The third session of the Forum explored the nature of FPIC (Free, Prior and Informed Consent) and how it fits into the Mekong landscape, using case studies from a Vietnamese coffee project, and a company seeking land for eucalyptus plantations in Lao PDR.
The second session of the 3rd Mekong Regional Land Forum explored some of the regional and global trends in protecting local user rights in forests. In particular, it looked at some of the regional programs in social forestry and how these attempt to draw a balance between community needs and other demands for conservation, and exploitation for timber and non-timber resources.

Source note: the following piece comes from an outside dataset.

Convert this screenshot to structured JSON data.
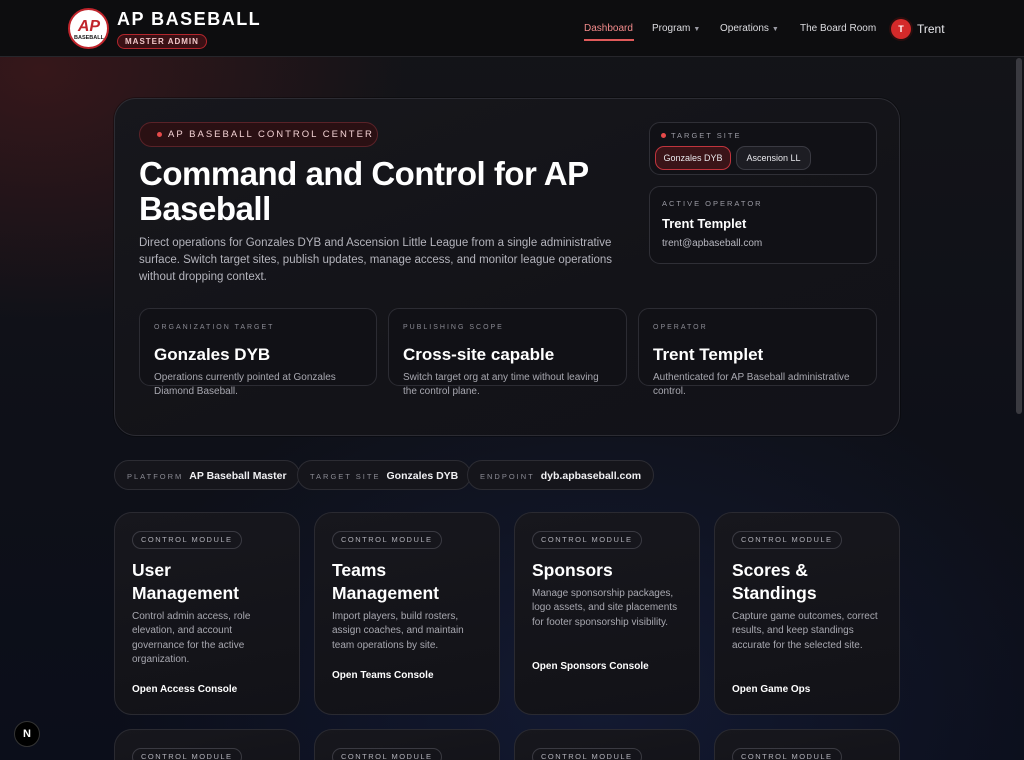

The task of opening a large event is never easy. Within a short space of time, you need to set out a clear agenda, freshening the perspective of the viewer, and then clear the decks for discussion to move forwards rather than retread old ground. Following some introductory greetings from Jean-François Cuénod of the Swiss Agency for Development and Cooperation (SDC), Micah Ingalls (Team Leader MRLG) took up the challenge.
The first session of the 3rd Mekong Regional Land Forum looked to clarify an understanding of customary land tenure systems, and bring a focus upon communities living in and around forestland areas of the Mekong region. The session observed some of the policy developments that could lead to greater recognition of customary tenure and land security for community members.
The recognition of customary tenure systems and responsible land-based investments that safeguard legitimate tenure rights and right holders are the interconnected main themes for mainstreaming the principles and internationally recognized good practices of the Voluntary Guidelines on the Responsible Governance of Tenure of Land, Fisheries and Forests in the Context of National Food Security (VGGT) in Cambodia, Lao People's Democratic Republic, Myanmar and Viet Nam.
To better understand key land tenure terms and their meaning, four bilingual glossaries have been prepared with the title "The ABC of land tenure - Key terms and their meaning with a focus on the Voluntary Guidelines and the Governance of Tenure of Land, Fisheries and Forests in the Context of National Food Security".
Instruments like the Voluntary Guidelines on the Responsible Governance of Tenure of Land, Fisheries and Forests in the Context of National Food Security (VGGT) are "voluntary", i.e., legally non-binding. These instruments are intended to have a direct influence on the governance of the tenure practice of states by providing an internationally recognized set of principles, and by simultaneously encouraging good practices.